Independent financial advisor Léony deGraaf suspected that one of her elderly clients was in trouble when she learned the 82-year-old woman had been declared mentally incapable by a geriatric psychiatrist and admitted to a hospital psychiatric ward.
Prior to that, the client had been living independently and making her own financial decisions, says deGraaf, president of deGraaf Financial Strategies, a seniors-focused practice in Burlington, Ont. “Unfortunately, her family doctor had just retired and my client’s son, who [held] her power of attorney [POA], took her to the psychiatrist, who diagnosed her on the basis of information the son provided,” she says. “He said she was ‘seeing things in the couch’ after she complained about a new slipcover and that she kept triggering the smoke alarm while cooking.”
After the woman was hospitalized, her son took control of her assets. deGraaf, convinced that her client still had mental capacity, contacted Ontario’s Office of the Public Guardian and Trustee (OPGT) and succeeded in having her client moved to a retirement home. But, soon after that, the client’s son moved her to British Columbia, where he lived, and put her in a long-term care facility there. At that point, deGraaf lost touch with the client.
This story illustrates the growing issue of elder financial abuse and fraud in Canada. A 2014 report by Vancouver City Savings Credit Union (Vancity) states that 41% of seniors polled in B.C.’s Lower Mainland and Victoria had experienced at least one instance of financial abuse. Furthermore, the RCMP reports that from 1996-2003, 84% of losses related to lottery and telemarketing scams in Canada involved people aged 60 or older. And the Canadian Anti-Fraud Centre says con artists most often target 60- to 69-year-olds.
Popular scams include: the lottery ruse, in which “winners” pay a fee to collect prizes; telephone calls from people impersonating the police and asking for personal information; mail scams; and the so-called “grandson caller” scam, in which a fraudster poses as a loved one in trouble who needs money wired to him or her immediately.
The Vancity report reveals that 55% of elder financial abuse cases are perpetrated by family, friends, neighbours or caregivers. These cases often involve emotional abuse, says deGraaf: “For example, an adult child will threaten to withhold care, visits with grandchildren or outings unless the client gives [the adult child] money.”
The most common type of elder fraud involves POAs, she adds. “In one common scenario, a family member acting as POA threatens to force the [senior] to leave [his or her] home and enter long-term care unless the senior gives him or her money.”
Signs of abuse can include:
– Clients seem intimidated in the presence of the holder of their POA or adult children.
– Clients don’t understand documents that are referenced in meetings or don’t remember signing them.
– Clients who previously were comfortable discussing money-related issues suddenly become defensive or withdrawn.
– Controlling people (usually the holder of the POA or an adult child) always attend client meetings and speak on their behalf.
In deGraaf’s case, she looks for changes in financial behaviour, such as large or unusual withdrawals from a client’s account. “If they suddenly switch to high-risk equities from GICs, it’s a red flag,” she says.
If you have concerns that a client is facing financial abuse, you should talk with your client first, says Krista James, national director of the Canadian Centre for Elder Law (CCEL) in Vancouver: “Meet them privately, be frank about your concerns and review their options.”
Still, it’s important to respect your client’s right to make his or her own decisions, provided they have the capacity, James says: “Don’t take away their power.”
If your concerns persist, inform the holder of the POA or adult children (provided they are not the problem), says deGraaf, who adds that she documents all conversations with clients and POA holders to ensure good note-taking if a matter goes to court.
The next step is to contact the OPGT in your jurisdiction.
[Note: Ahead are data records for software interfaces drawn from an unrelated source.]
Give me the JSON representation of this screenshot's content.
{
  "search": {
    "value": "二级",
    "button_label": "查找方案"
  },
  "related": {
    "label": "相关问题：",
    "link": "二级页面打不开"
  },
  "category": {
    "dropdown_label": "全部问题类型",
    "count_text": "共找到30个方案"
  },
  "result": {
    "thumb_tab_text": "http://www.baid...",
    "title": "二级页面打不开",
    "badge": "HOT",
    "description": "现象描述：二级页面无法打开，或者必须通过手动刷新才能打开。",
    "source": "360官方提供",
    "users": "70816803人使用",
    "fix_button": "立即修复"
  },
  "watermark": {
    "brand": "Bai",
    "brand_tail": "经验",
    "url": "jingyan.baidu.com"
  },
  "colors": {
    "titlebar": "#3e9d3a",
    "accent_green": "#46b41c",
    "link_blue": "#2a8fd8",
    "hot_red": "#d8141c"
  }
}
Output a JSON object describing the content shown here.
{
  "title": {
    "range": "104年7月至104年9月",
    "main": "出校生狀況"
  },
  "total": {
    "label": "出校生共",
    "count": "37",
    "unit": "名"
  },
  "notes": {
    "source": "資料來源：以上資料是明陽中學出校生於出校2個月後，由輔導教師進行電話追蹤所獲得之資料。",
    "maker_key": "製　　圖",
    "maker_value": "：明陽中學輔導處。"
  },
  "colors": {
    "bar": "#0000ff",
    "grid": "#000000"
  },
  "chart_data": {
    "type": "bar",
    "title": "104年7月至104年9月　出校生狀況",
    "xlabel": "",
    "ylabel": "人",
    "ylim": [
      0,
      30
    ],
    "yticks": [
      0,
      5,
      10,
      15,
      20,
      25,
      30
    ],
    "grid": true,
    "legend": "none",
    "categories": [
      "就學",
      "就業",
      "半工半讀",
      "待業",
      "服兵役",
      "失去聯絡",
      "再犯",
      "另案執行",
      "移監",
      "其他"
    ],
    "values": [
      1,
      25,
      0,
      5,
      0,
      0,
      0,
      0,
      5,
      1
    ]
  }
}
That office will investigate the situation and has the authority to freeze a person’s assets and accounts, if necessary.
You also could consult an elder services officer with the police department, who will visit the senior at his or her home to discuss the matter.
James recommends you keep an up-to-date list of agencies to which you can refer your clients, including local seniors’ organizations and legal services societies. You can help your clients to contact the appropriate agencies, making calls from your office if a client is unable to do so.
Here are some resources you could share with your elderly clients:
– The Canadian Network for the Prevention of Elder Abuse (www.cnpea.ca).
– The CCEL’s “Be a Savvy Senior” tools (www.bcli.org/project/be-savvy).
– The RCMP’s Seniors Guidebook to Safety and Security (www.rcmp-grc.gc.ca/pubs/ccaps-spcca/seniors-aines-eng.htm).
© 2015 Investment Executive. All rights reserved.